Chuck explains how a correct interpretation of a passage—and there’s only one—comes before application. But then the number of ways Scripture can be applied is numerous.
In his second letter to Timothy, Paul wrote that “All Scripture is inspired by God and profitable for teaching, for reproof, for correction, for training in righteousness; so that the man of God may be adequate, equipped for every good work” (2 Timothy 3:16-17). Christians from the apostles until now have, like Paul, regarded Scripture as central to the life and growth of the Church.
But even though we know its importance to our lives, too often our knowledge and application of Scripture remain minimal. Why? Perhaps sitting down to study the Bible might seem intimidating, or it could just be difficult to carve out some devotional time. Maybe you have questions about the Bible, but you aren’t sure where to look for answers.
Let these tools, articles, audio sermons, and resources help you incorporate the Scriptures more fully into your life.
As satisfying as it can be to unravel the deep meanings behind Bible verses, Chuck says God gave us the Word for another reason. We must keep it in mind both when reading it and when sharing it.
Why are there so many translations of the Bible, and which are the best to use? Chuck shares which ones he uses and why and also gives a bit of history behind Bible translations.
We can greatly benefit from the hours of time and research others have put into studying the Bible. How? By availing ourselves of the kinds of resources Chuck and Rhome mention here.
Rhome points out how the Bible quotes itself often. Jesus Himself quoted the Old Testament to explain His words. Chuck says the Bible forms a bridge to carry us from the old words to the new.
Every word in the Bible is chosen for a reason, so we must ponder over each one. And we learn much from noticing all mentions of a person throughout Scripture to learn their full journey.
It’s possible to miss important details from passages we’ve read the most times.

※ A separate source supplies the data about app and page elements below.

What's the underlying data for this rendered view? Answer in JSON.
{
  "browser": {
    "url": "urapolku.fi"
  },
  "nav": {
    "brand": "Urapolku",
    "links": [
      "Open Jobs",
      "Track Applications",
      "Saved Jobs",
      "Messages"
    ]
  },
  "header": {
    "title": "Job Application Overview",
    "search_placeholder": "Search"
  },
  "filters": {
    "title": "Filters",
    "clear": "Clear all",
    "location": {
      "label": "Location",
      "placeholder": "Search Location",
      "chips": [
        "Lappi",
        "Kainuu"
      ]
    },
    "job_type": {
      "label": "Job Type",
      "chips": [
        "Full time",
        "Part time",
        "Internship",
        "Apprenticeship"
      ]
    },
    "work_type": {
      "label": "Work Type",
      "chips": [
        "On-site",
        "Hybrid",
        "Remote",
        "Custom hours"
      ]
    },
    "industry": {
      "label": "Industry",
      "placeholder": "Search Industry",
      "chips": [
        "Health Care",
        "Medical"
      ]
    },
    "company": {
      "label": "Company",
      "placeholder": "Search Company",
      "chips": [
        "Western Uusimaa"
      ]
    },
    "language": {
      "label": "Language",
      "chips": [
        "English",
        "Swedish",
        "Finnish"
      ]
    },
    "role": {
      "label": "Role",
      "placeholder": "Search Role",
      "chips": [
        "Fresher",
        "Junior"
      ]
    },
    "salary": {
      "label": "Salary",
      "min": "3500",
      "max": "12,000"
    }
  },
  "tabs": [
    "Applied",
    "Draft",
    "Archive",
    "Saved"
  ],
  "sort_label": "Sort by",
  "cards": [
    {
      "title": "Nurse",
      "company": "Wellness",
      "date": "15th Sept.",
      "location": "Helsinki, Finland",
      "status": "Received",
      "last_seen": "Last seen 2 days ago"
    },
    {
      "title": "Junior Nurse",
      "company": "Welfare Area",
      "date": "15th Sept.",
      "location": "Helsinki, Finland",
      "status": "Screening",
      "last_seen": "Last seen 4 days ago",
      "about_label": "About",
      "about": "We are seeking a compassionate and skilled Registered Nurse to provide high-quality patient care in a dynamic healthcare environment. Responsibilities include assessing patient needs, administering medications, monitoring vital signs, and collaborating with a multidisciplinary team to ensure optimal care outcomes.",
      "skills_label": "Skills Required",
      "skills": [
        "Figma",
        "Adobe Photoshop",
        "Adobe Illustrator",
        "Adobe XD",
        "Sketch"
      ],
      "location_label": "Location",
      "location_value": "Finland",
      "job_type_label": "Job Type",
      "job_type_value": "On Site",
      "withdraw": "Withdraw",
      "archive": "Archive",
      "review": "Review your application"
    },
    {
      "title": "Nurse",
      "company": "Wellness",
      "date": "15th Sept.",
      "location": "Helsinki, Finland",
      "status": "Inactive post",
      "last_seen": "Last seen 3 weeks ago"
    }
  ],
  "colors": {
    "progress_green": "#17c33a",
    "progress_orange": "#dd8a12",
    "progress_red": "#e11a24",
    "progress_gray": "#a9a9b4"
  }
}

That’s why we must take our time as we read and ask the same basic questions of observation every time.
Chuck explains how they chose the analogy of preparing a meal for their book on studying Scripture. The ingredients in our kitchen have great potential, if we know when to use them.
People often ask Chuck how he draws the kinds of insights he does out of the verses he reads. He wrote this book to help us each “open our eyes” and learn how to make the same discoveries.
If you want to understand our times, you should read your newspaper first, right? Not necessarily, says Chuck. The Bible has context, roots, and timeless wisdom your paper lacks.